When I received the first inquiry about painting a mural at the soon to be opened Seaquest at the Trumbull Shopping Park, I must admit, I was intrigued. For two reasons: The size (the wall measured just under 200 feet in length and was 15 tall) and the location (a chance to work in my hometown of Trumbull).
I took a ride to see it, and literally, driving into the parking lot with the wall looming in front of me, my heart just got stuck.
Was I crazy for even considering this? “Oh no, not you” hollered that distinctly crazy side of my brain. “You’re not afraid of anything”.
I walked up to touch possibly the worst surface I’d ever been asked to paint.
“Be afraid.” Said that grounded, sane part of my brain. “Be very afraid and walk away.”
I considered that option for a few moments and then crazy kicked in. “I can do this.” I resolved, but not alone.
I turned to fellow Trumbull resident Dino Tetu, owner of Paint Smart, a full- service painting company. (learn more about Dino at www.Paintsmartnow.com). We have worked together over the past two decades. We’ve recommended each other and worked projects together. I knew I could rely on Dino 100% to provide the experience of proper prep and material and to get his part done.
My part would be transferring the provided design of huge, intersecting waves to the wall in grid fashion. Here’s a shot of the paper work, marking the co-ordinates every twelve inches to cover this massive wall.
Afterwards, I would paint 3″ wide stripes of each color on the perimeter of each section. When that was completed, Dino would paint in the large fields I had created. After that, I’d finish with ten stingray silhouettes.
So we had a plan. First Dino would power wash the wall and give the surface a solid basecoat.
Basecoat done, I started gridding the design. There were moments when I would face this wall and think it must have grown at night. No matter how much progress I thought I’d made in a day, the next day I would face this wall and think I’ve not made a dent in this work.
The hard hat is quite the fashion statement.
And somehow, the grid was painted in and it was time to start painting in color. I experimented with many types of brushes, looking for the best choice to create a straight line where the colors intersected on this ridiculously pitted block wall. Take a look at this up close
and here’s a shot of me at the wall.
Dino and company filled in my colored outlines and I completed the stingray silhouettes. Our accuweather app had gotten its workout, navigating our schedule around one of the rainiest springs ever.
Just as we were finishing up, a change came in to now paint the eight vent windows to make them less obvious. Surely my patience had been tested enough? No? Then bring it on. Louver by louver, the vents disappeared. Here’s a closeup and then a larger shot to show how they became seamless within the design.
The signs are up
and we congratulated each other for a job well done.

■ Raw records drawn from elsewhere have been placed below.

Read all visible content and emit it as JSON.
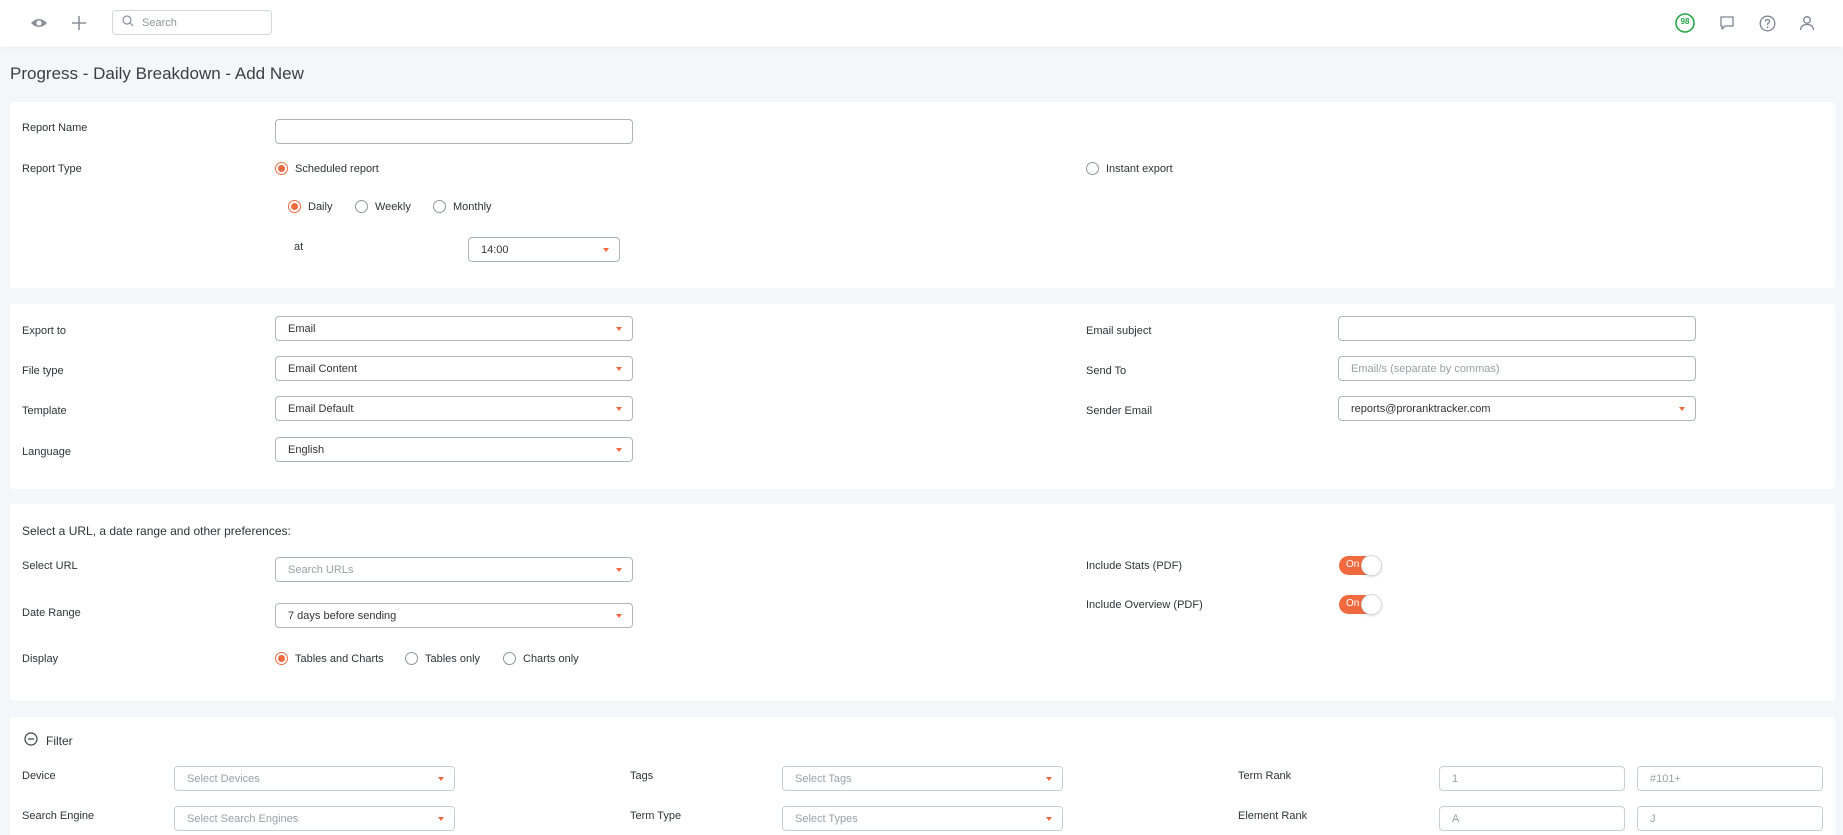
{
  "topbar": {
    "search_placeholder": "Search",
    "badge_count": "98"
  },
  "page_title": "Progress - Daily Breakdown - Add New",
  "report": {
    "name_label": "Report Name",
    "name_value": "",
    "type_label": "Report Type",
    "scheduled_label": "Scheduled report",
    "instant_label": "Instant export",
    "daily_label": "Daily",
    "weekly_label": "Weekly",
    "monthly_label": "Monthly",
    "at_label": "at",
    "time_value": "14:00"
  },
  "export": {
    "export_to_label": "Export to",
    "export_to_value": "Email",
    "file_type_label": "File type",
    "file_type_value": "Email Content",
    "template_label": "Template",
    "template_value": "Email Default",
    "language_label": "Language",
    "language_value": "English",
    "email_subject_label": "Email subject",
    "email_subject_value": "",
    "send_to_label": "Send To",
    "send_to_placeholder": "Email/s (separate by commas)",
    "sender_email_label": "Sender Email",
    "sender_email_value": "reports@proranktracker.com"
  },
  "prefs": {
    "heading": "Select a URL, a date range and other preferences:",
    "select_url_label": "Select URL",
    "select_url_placeholder": "Search URLs",
    "date_range_label": "Date Range",
    "date_range_value": "7 days before sending",
    "display_label": "Display",
    "display_options": [
      "Tables and Charts",
      "Tables only",
      "Charts only"
    ],
    "include_stats_label": "Include Stats (PDF)",
    "include_overview_label": "Include Overview (PDF)",
    "toggle_on_text": "On"
  },
  "filter": {
    "heading": "Filter",
    "device_label": "Device",
    "device_placeholder": "Select Devices",
    "search_engine_label": "Search Engine",
    "search_engine_placeholder": "Select Search Engines",
    "tags_label": "Tags",
    "tags_placeholder": "Select Tags",
    "term_type_label": "Term Type",
    "term_type_placeholder": "Select Types",
    "term_rank_label": "Term Rank",
    "term_rank_from": "1",
    "term_rank_to": "#101+",
    "element_rank_label": "Element Rank",
    "element_rank_from": "A",
    "element_rank_to": "J"
  },
  "colors": {
    "accent": "#f16a3f",
    "badge": "#27a745"
  }
}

A parting anecdote. I can’t wait for Seaquest to open. By the time your reading this, that day has either come, or it’s very close. Much more than an aquarium, it’s described as an interactive animal experience. I can’t wait to bring my granddaughters to play with the otters, feed the birds in the aviary and see the stingrays (they are too young to snorkel with them, but we will!).
I stopped by to see the interior progress. The workmanship and artistry is simply stunning. The young lady walking through with me mentioned there would be a mermaid in the stingray pool. Having seen the wondrously real props, I wondered would she be a very authentic looking prop or might they employ a human being to dress up and swim with the stingrays. “A real mermaid?” I wondered aloud, thinking what a fun job that would be. She looked at me, completely serious, and reminded me “Mermaids aren’t real.”
Aren’t they though? This place is magic.
The Seaquest mural was a personal quest for me, epic in size and challenging in the endurance to complete it. I cannot take any credit for the artistic aspect of the design, but I know the ability to tackle and master this project was a culmination of years of experience as a sign painter and artist. When I drive in and the wall looms in front of me, I wonder what I was so nervous about in the beginning. Dino was right. We did have fun on this one.